### Problem details
Search the records below for "JSON" and copy every line it turns up in.

### Given data
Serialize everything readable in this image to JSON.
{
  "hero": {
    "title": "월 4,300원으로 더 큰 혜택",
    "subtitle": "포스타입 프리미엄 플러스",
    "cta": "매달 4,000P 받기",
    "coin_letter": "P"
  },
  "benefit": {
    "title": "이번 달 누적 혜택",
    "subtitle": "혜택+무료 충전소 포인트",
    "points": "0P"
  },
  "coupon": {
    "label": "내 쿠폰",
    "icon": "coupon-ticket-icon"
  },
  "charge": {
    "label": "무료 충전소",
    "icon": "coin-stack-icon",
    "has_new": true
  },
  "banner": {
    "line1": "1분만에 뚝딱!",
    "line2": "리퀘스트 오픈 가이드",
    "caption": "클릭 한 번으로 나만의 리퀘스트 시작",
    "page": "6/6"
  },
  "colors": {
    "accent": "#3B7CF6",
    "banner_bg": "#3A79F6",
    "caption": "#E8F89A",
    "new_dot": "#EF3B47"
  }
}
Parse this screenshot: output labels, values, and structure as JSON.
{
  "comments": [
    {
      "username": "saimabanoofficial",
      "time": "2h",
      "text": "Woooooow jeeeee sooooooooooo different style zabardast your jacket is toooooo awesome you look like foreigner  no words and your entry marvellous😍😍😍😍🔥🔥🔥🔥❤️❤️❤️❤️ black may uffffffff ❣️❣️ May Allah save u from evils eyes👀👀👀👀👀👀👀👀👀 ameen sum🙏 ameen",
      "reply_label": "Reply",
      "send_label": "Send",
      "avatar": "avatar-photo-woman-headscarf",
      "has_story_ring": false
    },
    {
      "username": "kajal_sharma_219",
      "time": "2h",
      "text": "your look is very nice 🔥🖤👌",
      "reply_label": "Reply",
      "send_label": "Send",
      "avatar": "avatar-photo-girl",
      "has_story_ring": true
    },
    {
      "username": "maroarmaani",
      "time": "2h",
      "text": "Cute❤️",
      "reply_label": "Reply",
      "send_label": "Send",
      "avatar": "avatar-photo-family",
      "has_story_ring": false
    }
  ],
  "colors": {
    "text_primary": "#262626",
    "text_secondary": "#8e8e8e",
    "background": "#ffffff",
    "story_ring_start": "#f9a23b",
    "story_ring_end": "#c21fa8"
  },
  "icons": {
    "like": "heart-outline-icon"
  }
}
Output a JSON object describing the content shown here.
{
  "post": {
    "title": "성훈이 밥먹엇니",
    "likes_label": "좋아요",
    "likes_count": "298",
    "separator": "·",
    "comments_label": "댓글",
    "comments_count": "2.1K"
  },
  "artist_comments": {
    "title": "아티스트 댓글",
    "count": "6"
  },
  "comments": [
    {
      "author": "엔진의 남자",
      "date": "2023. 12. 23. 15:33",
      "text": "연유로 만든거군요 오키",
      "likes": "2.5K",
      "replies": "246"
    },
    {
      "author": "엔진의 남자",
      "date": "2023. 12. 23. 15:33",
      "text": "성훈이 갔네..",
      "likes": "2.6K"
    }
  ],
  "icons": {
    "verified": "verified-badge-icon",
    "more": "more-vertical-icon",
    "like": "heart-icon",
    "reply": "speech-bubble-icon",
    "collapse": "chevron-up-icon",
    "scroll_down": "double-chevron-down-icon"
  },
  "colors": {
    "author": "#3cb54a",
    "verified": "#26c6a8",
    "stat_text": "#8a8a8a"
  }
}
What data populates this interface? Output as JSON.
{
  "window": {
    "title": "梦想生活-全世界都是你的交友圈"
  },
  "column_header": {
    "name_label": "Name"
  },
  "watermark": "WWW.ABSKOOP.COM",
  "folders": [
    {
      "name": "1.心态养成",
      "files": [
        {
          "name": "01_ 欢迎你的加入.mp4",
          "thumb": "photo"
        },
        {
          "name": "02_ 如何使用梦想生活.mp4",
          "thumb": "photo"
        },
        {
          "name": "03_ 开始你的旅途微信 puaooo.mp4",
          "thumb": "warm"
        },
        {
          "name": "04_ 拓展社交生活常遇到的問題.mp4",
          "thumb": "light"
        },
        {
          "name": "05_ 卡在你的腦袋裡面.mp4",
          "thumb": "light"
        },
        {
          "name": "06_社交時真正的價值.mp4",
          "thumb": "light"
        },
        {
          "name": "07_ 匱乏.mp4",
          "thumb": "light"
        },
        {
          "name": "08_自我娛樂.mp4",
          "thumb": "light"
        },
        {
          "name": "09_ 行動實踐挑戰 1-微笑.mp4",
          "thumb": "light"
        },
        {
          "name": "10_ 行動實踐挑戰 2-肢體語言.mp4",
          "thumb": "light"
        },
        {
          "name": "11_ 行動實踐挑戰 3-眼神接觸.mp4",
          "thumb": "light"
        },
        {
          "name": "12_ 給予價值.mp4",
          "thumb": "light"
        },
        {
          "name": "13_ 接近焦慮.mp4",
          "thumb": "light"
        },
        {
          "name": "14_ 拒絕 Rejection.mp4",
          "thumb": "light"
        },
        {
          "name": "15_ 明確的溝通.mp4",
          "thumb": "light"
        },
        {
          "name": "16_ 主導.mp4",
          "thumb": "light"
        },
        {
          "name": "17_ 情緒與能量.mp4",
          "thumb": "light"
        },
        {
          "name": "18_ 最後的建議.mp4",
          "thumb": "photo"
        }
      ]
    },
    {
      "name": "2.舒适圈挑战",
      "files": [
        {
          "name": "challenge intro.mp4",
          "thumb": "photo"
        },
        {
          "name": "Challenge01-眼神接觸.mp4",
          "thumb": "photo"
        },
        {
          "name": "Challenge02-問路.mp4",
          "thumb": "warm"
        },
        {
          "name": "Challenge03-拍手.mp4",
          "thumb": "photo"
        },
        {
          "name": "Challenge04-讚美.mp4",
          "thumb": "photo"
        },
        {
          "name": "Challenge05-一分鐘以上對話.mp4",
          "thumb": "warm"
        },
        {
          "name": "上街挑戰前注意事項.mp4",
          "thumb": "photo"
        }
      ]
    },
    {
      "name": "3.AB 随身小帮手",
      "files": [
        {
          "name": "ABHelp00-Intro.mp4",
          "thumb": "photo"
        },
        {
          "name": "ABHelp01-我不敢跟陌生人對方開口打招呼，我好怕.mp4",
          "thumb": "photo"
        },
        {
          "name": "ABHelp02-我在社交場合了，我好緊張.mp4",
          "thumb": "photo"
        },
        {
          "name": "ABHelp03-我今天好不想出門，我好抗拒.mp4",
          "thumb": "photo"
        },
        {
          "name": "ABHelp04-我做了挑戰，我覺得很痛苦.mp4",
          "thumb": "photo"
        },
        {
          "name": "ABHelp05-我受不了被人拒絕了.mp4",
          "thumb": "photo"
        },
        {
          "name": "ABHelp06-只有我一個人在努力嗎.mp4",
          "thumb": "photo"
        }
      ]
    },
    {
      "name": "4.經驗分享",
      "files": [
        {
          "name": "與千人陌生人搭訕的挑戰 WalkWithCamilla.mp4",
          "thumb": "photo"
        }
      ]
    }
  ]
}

### Response box
Serialize everything readable in this image to JSON.
Parse this screenshot: output labels, values, and structure as JSON.
Output a JSON object describing the content shown here.
What data populates this interface? Output as JSON.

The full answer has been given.